Keoni Waxman has steadily been directing independent films for close to thirty years. So while he might not be a household name, Waxman has a long and storied career. The writer-director’s latest, co-written with Milan Friedrich, is the sci-fi tale Alpha Code. Given the proliferation of genre fare on streaming services, does Waxman offer something beyond more of the same?
Martin (Bren Foster) is taking a trip with his daughter, Teri (Sabina Rojková), after the disappearance of his wife/her mother. That night at the cabin, Martin is woken up to discover some unseen force is calling Teri into the woods. He tries chasing her down, but she vanishes, and Martin goes unconscious. He comes to in a hospital, where Agent Bowie (Randy Couture) blames him for his daughter vanishing. But, it isn’t before long that Martin comes to a startling revelation: it was aliens who took Teri and his wife.
In a desperate attempt to understand why the extraterrestrials chose him and his family, Martin teams up with Jo (Denise Richards) and Bowie’s former partner Lance (Marek Vasut). Jo remembers that someone was taken and recalls what the strangers from space looked like. However, she can’t figure out who was taken from her. Now, Jo and Martin must outrun the deranged and determined Bowie and figure out what the aliens want.
Alpha Code isn’t the usual alien abduction story, and it is all the better for it. The film isn’t focused on the abductions but on how the aftermath affects Martin, Jo, and the others. Friedrich and Waxman have written strong and engaging characters whose motivations always make sense. Aside from Bowie, audiences root for everyone and are on the edge of their seat to see how their respective arcs conclude.

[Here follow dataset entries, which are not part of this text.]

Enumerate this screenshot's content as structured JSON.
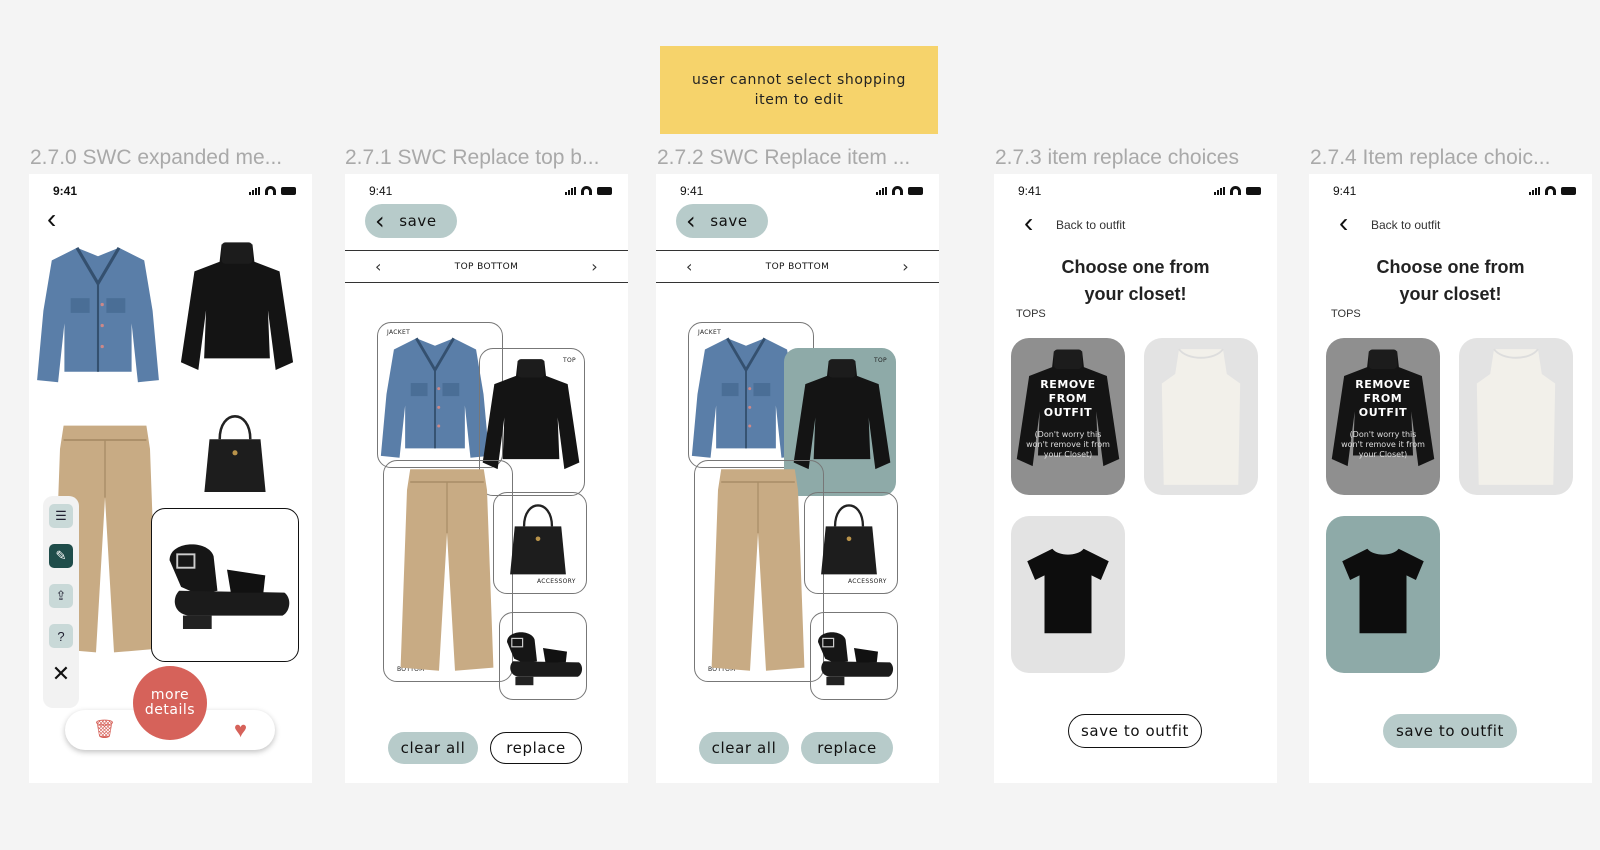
{
  "note": "user cannot select shopping item to edit",
  "frames": [
    {
      "label": "2.7.0 SWC expanded me..."
    },
    {
      "label": "2.7.1 SWC Replace top b..."
    },
    {
      "label": "2.7.2 SWC Replace item ..."
    },
    {
      "label": "2.7.3 item replace choices"
    },
    {
      "label": "2.7.4 Item replace choic..."
    }
  ],
  "status_time": "9:41",
  "outfit_editor": {
    "save": "save",
    "category_bar": "TOP BOTTOM",
    "tags": {
      "jacket": "JACKET",
      "top": "TOP",
      "accessory": "ACCESSORY",
      "bottom": "BOTTOM"
    },
    "clear_all": "clear all",
    "replace": "replace"
  },
  "expanded_menu": {
    "more_details": "more details",
    "tools": [
      "sliders-icon",
      "pencil-icon",
      "share-icon",
      "help-icon",
      "close-icon"
    ]
  },
  "replace_choices": {
    "back_to_outfit": "Back to outfit",
    "heading": "Choose one from your closet!",
    "section": "TOPS",
    "remove_title": "REMOVE FROM OUTFIT",
    "remove_note": "(Don't worry this won't remove it from your Closet)",
    "save_to_outfit": "save to outfit"
  },
  "colors": {
    "sage": "#b7cbca",
    "teal": "#8eaaa8",
    "coral": "#d6625a",
    "note": "#f6d36b"
  }
}
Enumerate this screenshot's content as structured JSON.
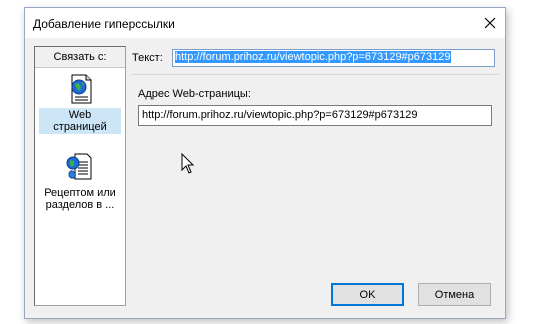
{
  "dialog": {
    "title": "Добавление гиперссылки",
    "close_icon": "close-icon"
  },
  "link_panel": {
    "header": "Связать с:",
    "items": [
      {
        "label_line1": "Web",
        "label_line2": "страницей",
        "icon": "web-page-icon",
        "selected": true
      },
      {
        "label_line1": "Рецептом или",
        "label_line2": "разделов в ...",
        "icon": "recipe-link-icon",
        "selected": false
      }
    ]
  },
  "text_field": {
    "label": "Текст:",
    "value": "http://forum.prihoz.ru/viewtopic.php?p=673129#p673129"
  },
  "url_field": {
    "label": "Адрес Web-страницы:",
    "value": "http://forum.prihoz.ru/viewtopic.php?p=673129#p673129"
  },
  "buttons": {
    "ok": "OK",
    "cancel": "Отмена"
  },
  "colors": {
    "selection": "#3399ff",
    "focus_border": "#0078d7",
    "dialog_bg": "#f0f0f0"
  }
}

“…Martin comes to a startling revelation: it was aliens who took Teri and his wife.”
To that end, the finale of the film works beautifully. Without spoiling things, the final 15 or 20 minutes are perfect and make total sense with everything that came before. While one of the revelations is easy to call, the ever-important “why” will pull at one’s heartstrings. It’s stunning how fantastic the ending is.
Though not everything with Alpha Code works as swimmingly. Agent Bowie’s real motivations are left intentionally murky until the film is almost over. This makes the main antagonist a bit boring for a lot of the runtime, but that changes a bit by the end. A rewatch might make this a non-issue, but upon first viewing, Bowie is bland, especially compared to the other three-dimensional characters who populate the script.
Foster plays Martin with the right amount of confusion, frustration, and determination. The scene where he first meets Jo in person is excellently played. Richards is quite good, underplaying some of the bigger moments to help them feel more realistic and grounded. Despite Bowie being a dullard, Couture is a menacing presence, and his big build is put to good use throughout.
Waxman put in a lot of action beats, each one exhilarating, but that means a good amount of special effects, both practical and CGI. Visual effects producer Viktor Adamec (who also did the excellent sound design) and pyrotechnician Miroslav Miclik prove up to the challenge provided by Alpha Code. Some of the effects are subtle but work to slightly distort the image, indicative of the strange things befalling the leads. The pyrotechnics look incredible, being lovingly captured by Martin Stepánek’s sumptuous cinematography.
Alpha Code is a wonderful surprise. Waxman and Friedrich have crafted a sharply written plot starring interesting lead characters. While the main antagonist is comparatively humdrum, even he gets his due once the flawless third act begins. Then when factoring in the stellar cast, one is left with an original, heartfelt genre picture that true cinema aficionados would do well to seek out as soon as possible.
"…an original, heartfelt genre picture..."